We continue to be surprised by the 356 market. Yes, they are unique in appearance and fun to drive. The German engineering has proven to be exceptional and the racing heritage continues to this day.
But at the recent auctions in Monterey:
356C Coupe $139,000;
T-5 Roadster $191,800;
’56 A Coupe $61,600;
’58 Speedster $258,500
’59 Convertible D $170,500
’65 C Cabriolet $143,000.
We’ve talked to folks that have followed the sports car market for a long time and the consensus is auctions are not the real market but have an influence on the market. Many, maybe most of these high auction prices are buyers showing off. Many do not understand the 356 and often sell the car at a loss when they learn of the real market.
But the real market is that 356s are selling at higher prices than they did three to five years ago. The real market is a buyer (hopefully knowledgeable) and a seller agreeing on a price for a specific 356. The fact that a ’56 A coupe sold at auction for $61,600 has nothing to do with the value of your ’56 A Coupe.
For the past few years we have received calls from people wanting to buy a 356. Now we are getting more calls from sellers and people wanting to improve their 356s for possible sale. The smart 356 owners are the ones that continue to improve and maintain their 356. Their 356 will maintain value in any market. And yes, a 356 has to be driven to be maintained. Comments welcome!
While we spent thirty five years in the computer industry, we spend less than an hour a day on the computer today. Mostly to monitor 356Talk which occasionally provides a new insight or technical information. Others know how to use the internet to search for information. We recently got an E-mail from a previous owner of Speedster 80013 which we are restoring. He did a search on 80013 and found one of our newsletters where we talked about this project. He had owned 80013 from 1968 to 1992 and paid $500 for it (similar to my ’57 Carrera story). In his E-mail he was basically saying “Don’t blame me!” as 80013 was really rough when he got it, but he kept it running for twenty four years. We put him in touch with the present owner of 80013 and they have shared a lot of information.
80013 came back from the painters and we are glad we had it back in primer so we could fit parts prior to paint. The windshield took some work which involved trimming the post to fit flush and moving the chrome cowl strip to meet the post. If the Speedster had been in paint this would have been a risky procedure. 80013 will go back to the painter for some finish body work and Signal Red paint. Then it will probably be off to California for upholstery.
We took the Shop ’60 Cabriolet in for paint and it will be painted Silver just like the Shop ’54 Coupe. The ’61 Sunroof Coupe went to a second painter and will be painted its original Slate Gray. As we have mentioned before we are out of sync; we like to have one at Blast Tech or in metal work, one at the painters and one being reassembled.
We pulled the engine on the Shop ’59 Irish Green Coupe and found the turkey had been there. No washers on the head bolts allowed the blow-by that damaged two cylinders and caused the erratic idle.

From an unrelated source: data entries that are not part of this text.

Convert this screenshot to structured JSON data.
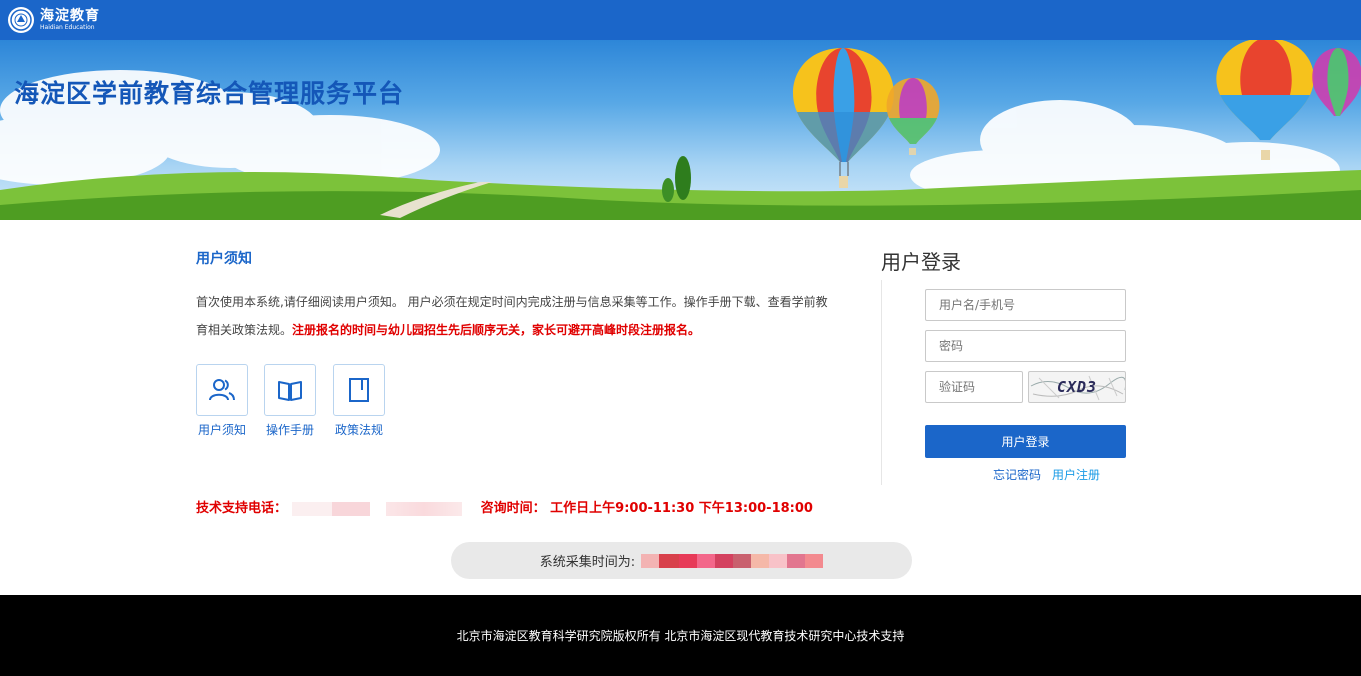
{
  "header": {
    "logo_text": "海淀教育",
    "logo_subtext": "Haidian Education",
    "colors": {
      "topbar": "#1b66c9"
    }
  },
  "banner": {
    "title": "海淀区学前教育综合管理服务平台"
  },
  "notice": {
    "title": "用户须知",
    "text": "首次使用本系统,请仔细阅读用户须知。 用户必须在规定时间内完成注册与信息采集等工作。操作手册下载、查看学前教育相关政策法规。",
    "warning": "注册报名的时间与幼儿园招生先后顺序无关，家长可避开高峰时段注册报名。"
  },
  "quick_links": [
    {
      "label": "用户须知",
      "icon": "users-icon"
    },
    {
      "label": "操作手册",
      "icon": "open-book-icon"
    },
    {
      "label": "政策法规",
      "icon": "document-icon"
    }
  ],
  "support": {
    "phone_label": "技术支持电话：",
    "hours_label": "咨询时间：",
    "hours": "工作日上午9:00-11:30  下午13:00-18:00"
  },
  "collection": {
    "label": "系统采集时间为:"
  },
  "login": {
    "title": "用户登录",
    "username_placeholder": "用户名/手机号",
    "password_placeholder": "密码",
    "captcha_placeholder": "验证码",
    "captcha_code": "CXD3",
    "submit_label": "用户登录",
    "forgot_label": "忘记密码",
    "register_label": "用户注册"
  },
  "footer": {
    "copyright": "北京市海淀区教育科学研究院版权所有 北京市海淀区现代教育技术研究中心技术支持"
  }
}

One pushrod tube had been pushed out and mushroomed and a spun rod bearing had been replaced but not the rod that was damaged. So, it’s new P&Cs, rebuilt heads and new rods.
As mentioned before, the work we had done on the ’61 Sunroof Coupe fifteen years ago had stood the test of time. We spent a few days getting the gaps perfect and then it was off to the painters. We had the engine sheet metal for both the ’61 Sunroof Coupe and the ’60 Roadster media blasted and will paint the parts so the engines can be tested. We do not media blast the oil canister or oil filler as media can be trapped in these parts, get in the oil and destroy an engine. We hand strip these parts.
We repaired the battery box on the ’60 Roadster and made repairs to the body. The door bottoms had the most damage. They had metal brazed over the rust and then bondoed. We replace the bottom door skin. We also repaired rust damage in front of the doors and on the front closing panels. There is more metal work needed underneath the Roadster but we interrupted this work to work on Speedster 80013. BJ has just about finished the body work on the Shop ’64 Coupe and I will finish up the ’60 Roadster. Then both will go to the painter. Its possible we will be reassembling five 356s at the same time (or trying to). Right now we have the disassembled parts from these 356s located in the shop, in the garage and in the storage building. We consider reassembly one of the fun parts of 356 restoration; so we are in for a lot of fun.
We were invited to display Barb’s 1962 Twin Grill Roadster at the Morgan Adams Concours d’Elegance. This is an invitational only Concours for both interesting automobiles and aircraft. It will be held at Centennial Airport on October 4, 2008. Ticket prices are $125 and proceeds go to benefit pediatric cancer research. At the five previous Concours over $850,000 has been raised. Contact the Morgan Adams Foundation at 303-758-2130.
She is now four and that entailed having three parties; one here with just family; one at preschool which had to be delayed on her true special day because she was sick and missed being line leader (!) and one more with her Chinese playgroup for a teddy bear tea.